New Faculty Hit the Road
One of the "Road Map to 2015" priorities is to orient new faculty to the assets, cultures and economies of the Upper Peninsula. The goal is to connect them with teaching and research opportunities that will promote community and regional involvement. With that in mind, new faculty from several departments participated in an on-the-road event Oct. 11 at Pictured Rocks National Lakeshore.
Provost Susan Koch said the group was accompanied by Park Superintendent Jim Northrup, whom she plans to meet with at a later date to discuss forming a more comprehensive educational partnership. The new appointees also heard presentations from NMU faculty and staff about ongoing research and folklore related to Pictured Rocks.
“With John Anderton’s (Geography) guidance (pictured left), we found several artifacts of prehistoric Native American settlements on Miner’s Beach,” Koch said. “Jill Leonard (Biology) talked about her research on coastal brook trout and how her students are involved. In fact, several students have been living in the woods, trapping and tagging fish in a river in the park.

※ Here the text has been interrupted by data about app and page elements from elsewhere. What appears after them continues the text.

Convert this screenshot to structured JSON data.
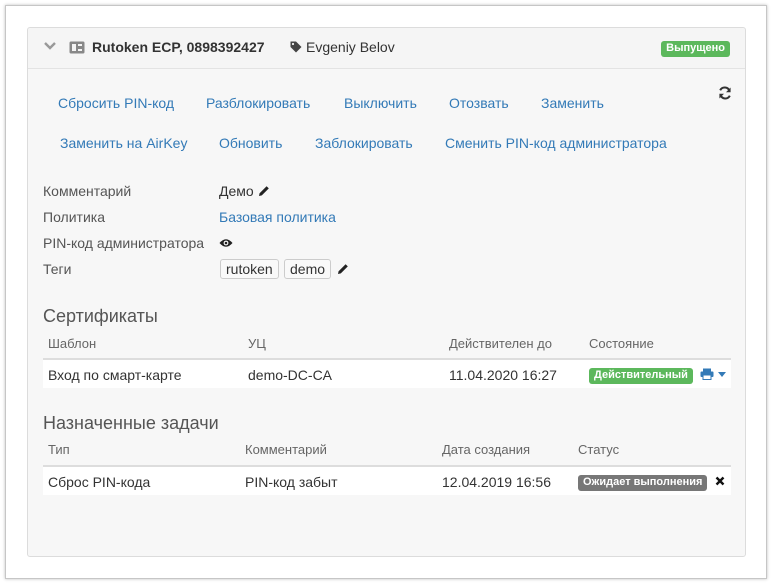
{
  "token": {
    "name": "Rutoken ECP, 0898392427",
    "owner": "Evgeniy Belov",
    "status_badge": "Выпущено"
  },
  "actions": {
    "row1": [
      "Сбросить PIN-код",
      "Разблокировать",
      "Выключить",
      "Отозвать",
      "Заменить"
    ],
    "row2": [
      "Заменить на AirKey",
      "Обновить",
      "Заблокировать",
      "Сменить PIN-код администратора"
    ]
  },
  "details": {
    "comment_label": "Комментарий",
    "comment_value": "Демо",
    "policy_label": "Политика",
    "policy_value": "Базовая политика",
    "admin_pin_label": "PIN-код администратора",
    "tags_label": "Теги",
    "tags": [
      "rutoken",
      "demo"
    ]
  },
  "certificates": {
    "title": "Сертификаты",
    "columns": [
      "Шаблон",
      "УЦ",
      "Действителен до",
      "Состояние"
    ],
    "rows": [
      {
        "template": "Вход по смарт-карте",
        "ca": "demo-DC-CA",
        "valid_until": "11.04.2020 16:27",
        "state": "Действительный"
      }
    ]
  },
  "tasks": {
    "title": "Назначенные задачи",
    "columns": [
      "Тип",
      "Комментарий",
      "Дата создания",
      "Статус"
    ],
    "rows": [
      {
        "type": "Сброс PIN-кода",
        "comment": "PIN-код забыт",
        "created": "12.04.2019 16:56",
        "status": "Ожидает выполнения"
      }
    ]
  },
  "colors": {
    "link": "#337ab7",
    "success": "#5cb85c",
    "waiting": "#777777"
  }
}
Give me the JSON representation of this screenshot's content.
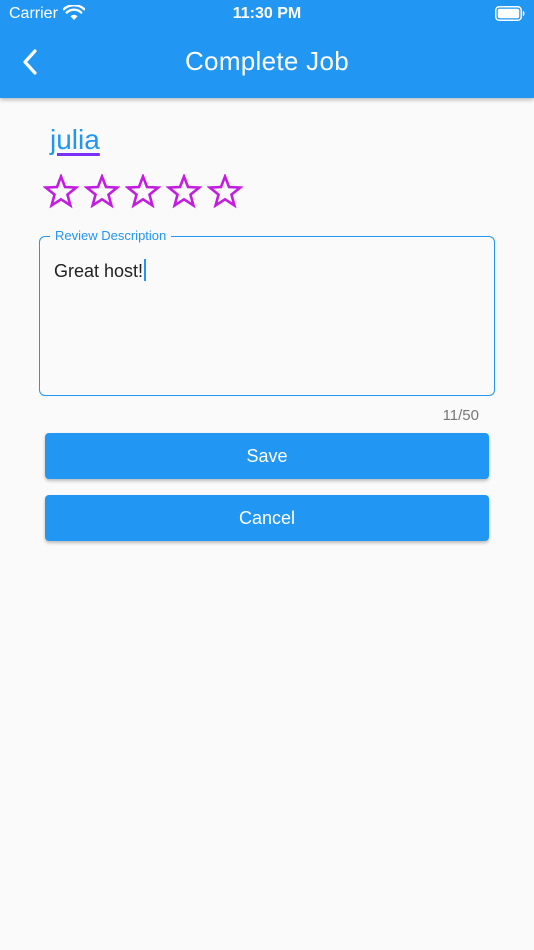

"Dan Truckey’s (Beaumier U.P. Heritage Center) ancestors were French voyagers who explored and trapped with Jesuit missionaries along the Pictured Rocks area. He told a few stories related to that important historical time period in the Upper Peninsula. We ended our expedition at the Falling Rock Café in Munising, where we had lunch and enjoyed a reading by Beverly Matherne (English), who was having a book signing at the café.”
Despite the chilly temperatures, Koch said the participants had a “terrific time and gained a new appreciation for our unique location.” This was the second on-the-road event to introduce new faculty to the Upper Peninsula. Last year, Truckey took a group to the Copper Country. Koch said at least one more day trip is planned for this academic year.